-------- GIVEN INFORMATION

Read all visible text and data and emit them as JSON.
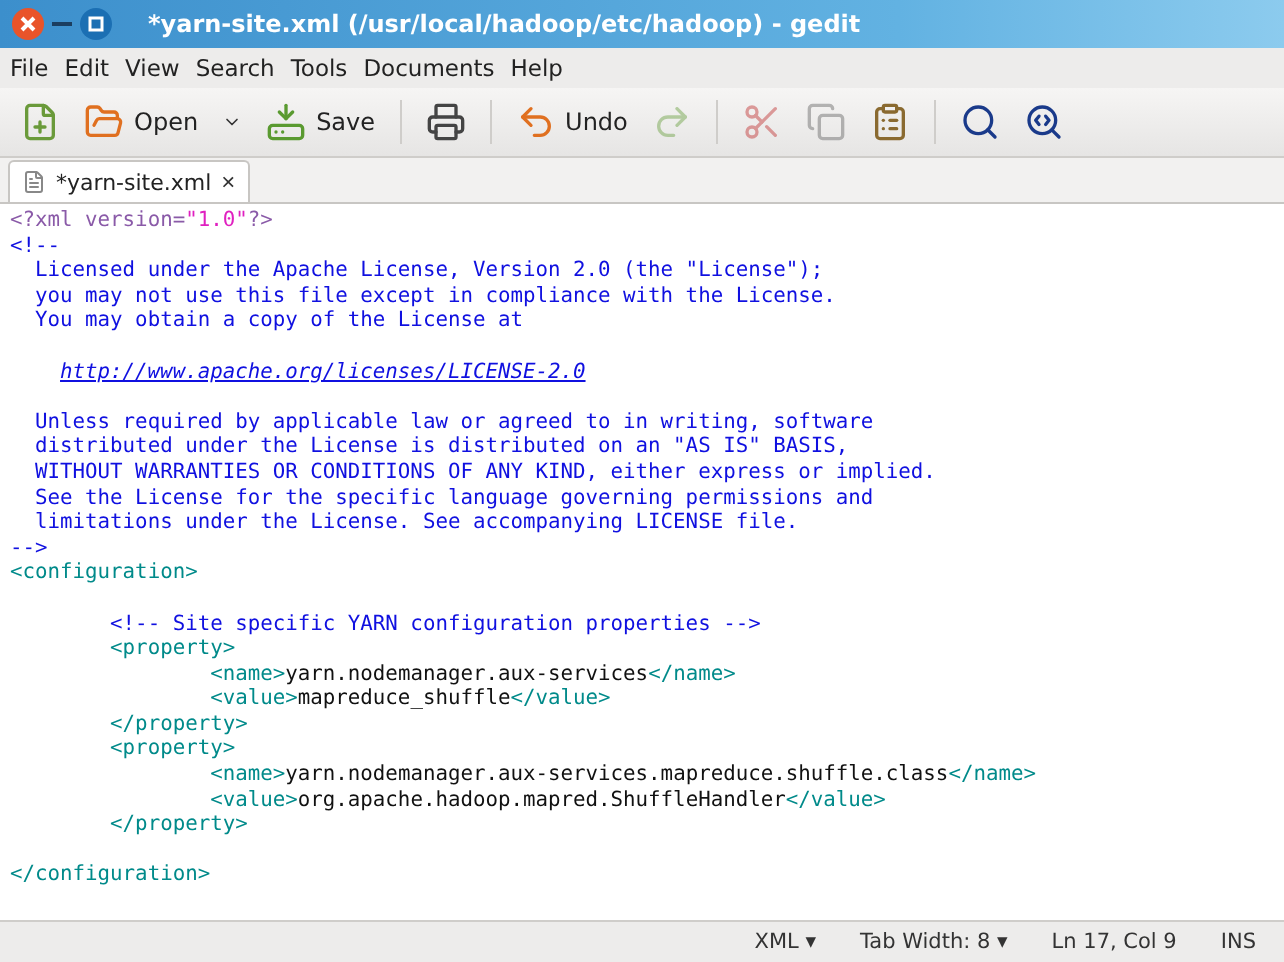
{
  "window": {
    "title": "*yarn-site.xml (/usr/local/hadoop/etc/hadoop) - gedit"
  },
  "menu": [
    "File",
    "Edit",
    "View",
    "Search",
    "Tools",
    "Documents",
    "Help"
  ],
  "toolbar": [
    {
      "kind": "new"
    },
    {
      "kind": "open",
      "label": "Open"
    },
    {
      "kind": "dropdown"
    },
    {
      "kind": "save",
      "label": "Save"
    },
    {
      "kind": "sep"
    },
    {
      "kind": "print"
    },
    {
      "kind": "sep"
    },
    {
      "kind": "undo",
      "label": "Undo"
    },
    {
      "kind": "redo",
      "disabled": true
    },
    {
      "kind": "sep"
    },
    {
      "kind": "cut",
      "disabled": true
    },
    {
      "kind": "copy",
      "disabled": true
    },
    {
      "kind": "paste"
    },
    {
      "kind": "sep"
    },
    {
      "kind": "find"
    },
    {
      "kind": "replace"
    }
  ],
  "tabs": [
    {
      "label": "*yarn-site.xml",
      "selected": true,
      "close": "×"
    }
  ],
  "code": [
    [
      {
        "kind": "pi",
        "text": "<?xml version="
      },
      {
        "kind": "string",
        "text": "\"1.0\""
      },
      {
        "kind": "pi",
        "text": "?>"
      }
    ],
    [
      {
        "kind": "comment",
        "text": "<!--"
      }
    ],
    [
      {
        "kind": "comment",
        "text": "  Licensed under the Apache License, Version 2.0 (the \"License\");"
      }
    ],
    [
      {
        "kind": "comment",
        "text": "  you may not use this file except in compliance with the License."
      }
    ],
    [
      {
        "kind": "comment",
        "text": "  You may obtain a copy of the License at"
      }
    ],
    {
      "kind": "blank"
    },
    {
      "kind": "link",
      "segments": [
        {
          "kind": "link",
          "text": "http://www.apache.org/licenses/LICENSE-2.0"
        }
      ]
    },
    {
      "kind": "blank"
    },
    [
      {
        "kind": "comment",
        "text": "  Unless required by applicable law or agreed to in writing, software"
      }
    ],
    [
      {
        "kind": "comment",
        "text": "  distributed under the License is distributed on an \"AS IS\" BASIS,"
      }
    ],
    [
      {
        "kind": "comment",
        "text": "  WITHOUT WARRANTIES OR CONDITIONS OF ANY KIND, either express or implied."
      }
    ],
    [
      {
        "kind": "comment",
        "text": "  See the License for the specific language governing permissions and"
      }
    ],
    [
      {
        "kind": "comment",
        "text": "  limitations under the License. See accompanying LICENSE file."
      }
    ],
    [
      {
        "kind": "comment",
        "text": "-->"
      }
    ],
    [
      {
        "kind": "tag",
        "text": "<configuration>"
      }
    ],
    {
      "kind": "blank"
    },
    [
      {
        "kind": "comment",
        "text": "        <!-- Site specific YARN configuration properties -->"
      }
    ],
    [
      {
        "kind": "tag",
        "text": "        <property>"
      }
    ],
    [
      {
        "kind": "tag",
        "text": "                <name>"
      },
      {
        "kind": "text",
        "text": "yarn.nodemanager.aux-services"
      },
      {
        "kind": "tag",
        "text": "</name>"
      }
    ],
    [
      {
        "kind": "tag",
        "text": "                <value>"
      },
      {
        "kind": "text",
        "text": "mapreduce_shuffle"
      },
      {
        "kind": "tag",
        "text": "</value>"
      }
    ],
    [
      {
        "kind": "tag",
        "text": "        </property>"
      }
    ],
    [
      {
        "kind": "tag",
        "text": "        <property>"
      }
    ],
    [
      {
        "kind": "tag",
        "text": "                <name>"
      },
      {
        "kind": "text",
        "text": "yarn.nodemanager.aux-services.mapreduce.shuffle.class"
      },
      {
        "kind": "tag",
        "text": "</name>"
      }
    ],
    [
      {
        "kind": "tag",
        "text": "                <value>"
      },
      {
        "kind": "text",
        "text": "org.apache.hadoop.mapred.ShuffleHandler"
      },
      {
        "kind": "tag",
        "text": "</value>"
      }
    ],
    [
      {
        "kind": "tag",
        "text": "        </property>"
      }
    ],
    {
      "kind": "blank"
    },
    [
      {
        "kind": "tag",
        "text": "</configuration>"
      }
    ]
  ],
  "status_bar": [
    {
      "kind": "dropdown",
      "text": "XML",
      "caret": "▾"
    },
    {
      "kind": "dropdown",
      "text": "Tab Width: 8",
      "caret": "▾"
    },
    {
      "kind": "text",
      "text": "Ln 17, Col 9"
    },
    {
      "kind": "text",
      "text": "INS"
    }
  ]
}
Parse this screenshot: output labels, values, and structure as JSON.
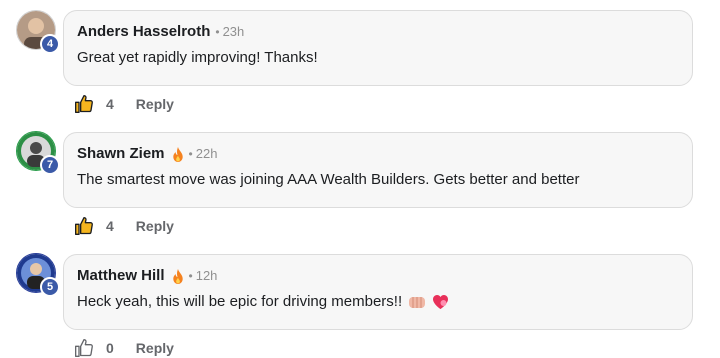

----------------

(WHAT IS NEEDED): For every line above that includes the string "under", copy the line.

(FINISHED TASK):
        "text": "  Licensed under the Apache License, Version 2.0 (the \"License\");"
        "text": "  distributed under the License is distributed on an \"AS IS\" BASIS,"
        "text": "  limitations under the License. See accompanying LICENSE file."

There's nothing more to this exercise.